May and early June proved to be abundant times in the garden. Since we switched to hybrid instead of heirloom broccoli, cauliflower, and cabbage last year, we actually are able to pick a decent amount of these plants! Because winter lasted so long this year, we planted only the earliest peas (sugar snap, snow, and shelling) we have and have been delighted to be able to harvest a decent amount of peas. We actually had enough shelling peas to both eat fresh-steamed and to blanch some for freezing. They’re about done though and we pulled up many of the plants earlier today. We also had great success with radishes this year (they’re actually one of our more difficult “crops”, if you can believe that).

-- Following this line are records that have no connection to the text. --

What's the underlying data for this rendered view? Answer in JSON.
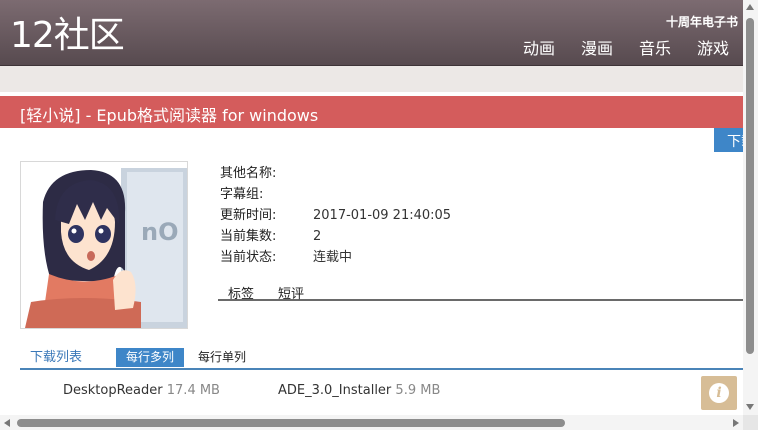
{
  "header": {
    "logo": "12社区",
    "top_link": "十周年电子书",
    "nav": [
      "动画",
      "漫画",
      "音乐",
      "游戏"
    ]
  },
  "title": "[轻小说] - Epub格式阅读器 for windows",
  "download_tab": "下载",
  "meta": [
    {
      "key": "其他名称:",
      "value": ""
    },
    {
      "key": "字幕组:",
      "value": ""
    },
    {
      "key": "更新时间:",
      "value": "2017-01-09 21:40:05"
    },
    {
      "key": "当前集数:",
      "value": "2"
    },
    {
      "key": "当前状态:",
      "value": "连载中"
    }
  ],
  "sub_tabs": [
    "标签",
    "短评"
  ],
  "list": {
    "label": "下载列表",
    "multi": "每行多列",
    "single": "每行单列"
  },
  "files": [
    {
      "name": "DesktopReader",
      "size": "17.4 MB"
    },
    {
      "name": "ADE_3.0_Installer",
      "size": "5.9 MB"
    }
  ],
  "info_icon": "i",
  "colors": {
    "header": "#6b5b61",
    "title_bar": "#d45c5c",
    "accent_blue": "#3e86c8",
    "info_button": "#d7bd96"
  }
}
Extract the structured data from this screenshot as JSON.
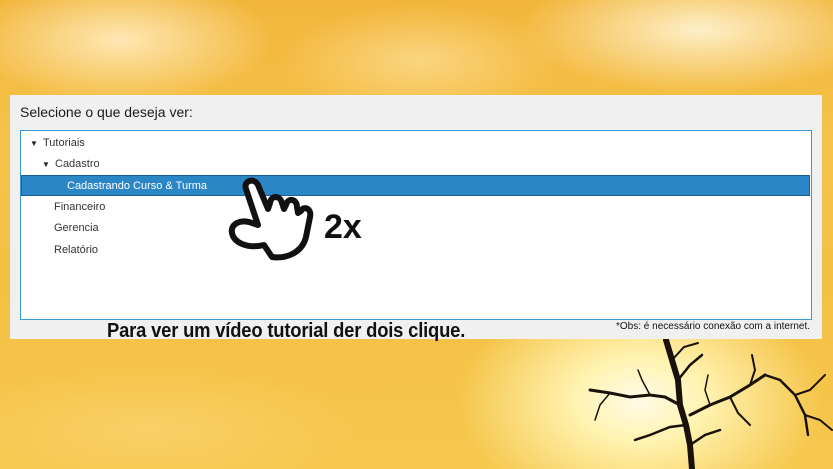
{
  "panel": {
    "title": "Selecione o que deseja ver:",
    "footer_note": "*Obs: é necessário conexão com a internet."
  },
  "tree": {
    "nodes": [
      {
        "label": "Tutoriais",
        "expanded": true
      },
      {
        "label": "Cadastro",
        "expanded": true
      },
      {
        "label": "Cadastrando Curso & Turma",
        "selected": true
      },
      {
        "label": "Financeiro"
      },
      {
        "label": "Gerencia"
      },
      {
        "label": "Relatório"
      }
    ]
  },
  "overlay": {
    "instruction": "Para ver um vídeo tutorial der dois clique.",
    "double_click_label": "2x",
    "hand_icon": "pointing-hand-icon"
  },
  "colors": {
    "selection": "#2b86c6",
    "tree_border": "#3c9ad8",
    "panel_bg": "#f0f0f0"
  }
}
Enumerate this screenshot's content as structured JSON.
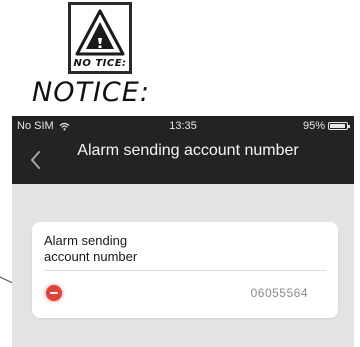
{
  "notice": {
    "icon_caption": "NO TICE:",
    "heading": "NOTICE:"
  },
  "status_bar": {
    "carrier": "No SIM",
    "time": "13:35",
    "battery": "95%"
  },
  "nav": {
    "title": "Alarm sending account number"
  },
  "card": {
    "title_line1": "Alarm sending",
    "title_line2": "account number",
    "account_number": "06055564"
  },
  "colors": {
    "header_bg": "#232323",
    "page_bg": "#e3e3e3",
    "delete_red": "#e0433a"
  }
}
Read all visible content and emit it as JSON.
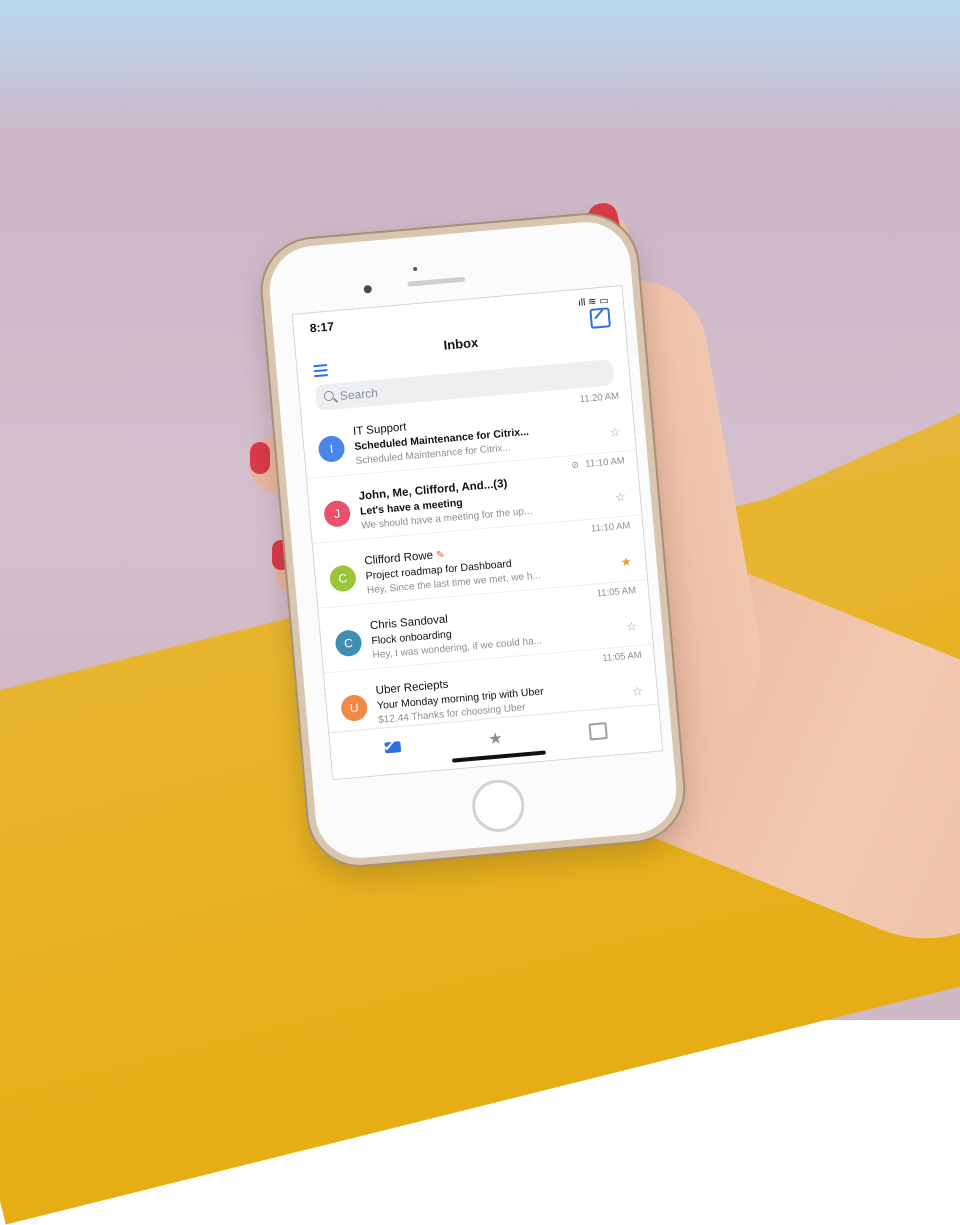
{
  "status": {
    "time": "8:17",
    "icons": "ıll ≋ ▭"
  },
  "header": {
    "title": "Inbox"
  },
  "search": {
    "placeholder": "Search"
  },
  "emails": [
    {
      "avatar": "I",
      "avatar_color": "#4a86e8",
      "sender": "IT Support",
      "subject": "Scheduled Maintenance for Citrix...",
      "preview": "Scheduled Maintenance for Citrix...",
      "time": "11:20 AM",
      "starred": false
    },
    {
      "avatar": "J",
      "avatar_color": "#e8506b",
      "sender": "John, Me, Clifford, And...(3)",
      "subject": "Let's have a meeting",
      "preview": "We should have a meeting for the up...",
      "time": "11:10 AM",
      "starred": false
    },
    {
      "avatar": "C",
      "avatar_color": "#9ac53a",
      "sender": "Clifford Rowe",
      "subject": "Project roadmap for Dashboard",
      "preview": "Hey, Since the last time we met, we h...",
      "time": "11:10 AM",
      "starred": true
    },
    {
      "avatar": "C",
      "avatar_color": "#3f8fb0",
      "sender": "Chris Sandoval",
      "subject": "Flock onboarding",
      "preview": "Hey, I was wondering, if we could ha...",
      "time": "11:05 AM",
      "starred": false
    },
    {
      "avatar": "U",
      "avatar_color": "#f08a46",
      "sender": "Uber Reciepts",
      "subject": "Your Monday morning trip with Uber",
      "preview": "$12.44 Thanks for choosing Uber",
      "time": "11:05 AM",
      "starred": false
    }
  ],
  "icons": {
    "star_on": "★",
    "star_off": "☆",
    "clip": "⊘",
    "pencil": "✎",
    "star_tab": "★"
  },
  "colors": {
    "accent": "#2f6fe4",
    "star": "#f39c24"
  }
}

Three types of peas
Blanched peas drying before freezing for future eatin’
Broccoli & Radishes
Broccoli, Cabbage, and Cauliflower
Cabbages, sugar snap peas, and the last of the broccoli
Cauliflower, red cabbage, and cucumbers
We picked our first cucumbers about two weeks ago and have been picking them regularly since. And we picked the first haricot vert (French style) green beans this weekend! Let the deluge begin…
French green bean (haricot vert) plants
First haricot vert of the year!
Turnips & the first cucumbers
Back in mid-May, we cut the garlic scapes and have used them in cooking the same way we would use garlic. We pulled the garlic bulbs today and they’re currently curing under cover.
Newly pulled garlic curing
Last week, we pulled up the yellow granex onions. The tops had all fallen over and browned but the bulbs were pretty small. We don’t think this type does very well in this area since the “Candy” variety is still growing strong.
“Candy” varietal onion patch
Yellow granex onions curing
Earlier today we also cut the last of the mustard and most of the remaining kale.
Last of the mustard greens and some kale
In early May, a luna moth hung out next to the door on our side porch for 3 days. Wikipedia tells us that these moths have a life span of only a week, so we suspect it spent the last three days of its life next to our door. But maybe it was the first three days…
Putting the eggplants under the protective cover until they were larger has paid off. We removed the cover a couple of weeks ago and the plants are now large enough to survive the flea beetle onslaught and the plants look healthy. We spray them regularly with Neem, but it doesn’t seem to help all that much since we see flea beetles every time we go out to the garden.
We’ve been enjoying carefully dug new potatoes a couple of times in the last couple of weeks and earlier today we went ahead and dug the Yukon Gold potatoes since their foliage had died back quite a bit. We’re planning on frying up the little nubbins with dinner tonight while the larger potatoes have been put on burlap in the basement to cure. We still have a couple of other varieties in the garden (Kennebecs and Red LaSodas) but they haven’t died back as much as the Yukons had, so we’ll wait to dig them.
This year’s Yukon Gold harvest
Yukon gold nubbins before frying them up for dinner
We’ve also been getting some raspberries several times a week for the past 2-3 weeks. But she tends to pop these in her mouth as they’re picked, so there are not pictures of piles of raspberries.
Raspberries on the cane
We’ll leave you with some pictures from the garden. Until next time and thanks for reading!
The promise of future blueberries!
First summer squash will be ready in the next day or two…
Sweet potato vines starting to run
Heap of early June lettuce & arugula
Early June garden view
Lettuce that needs to be picked
Late May lettuce and arugula heap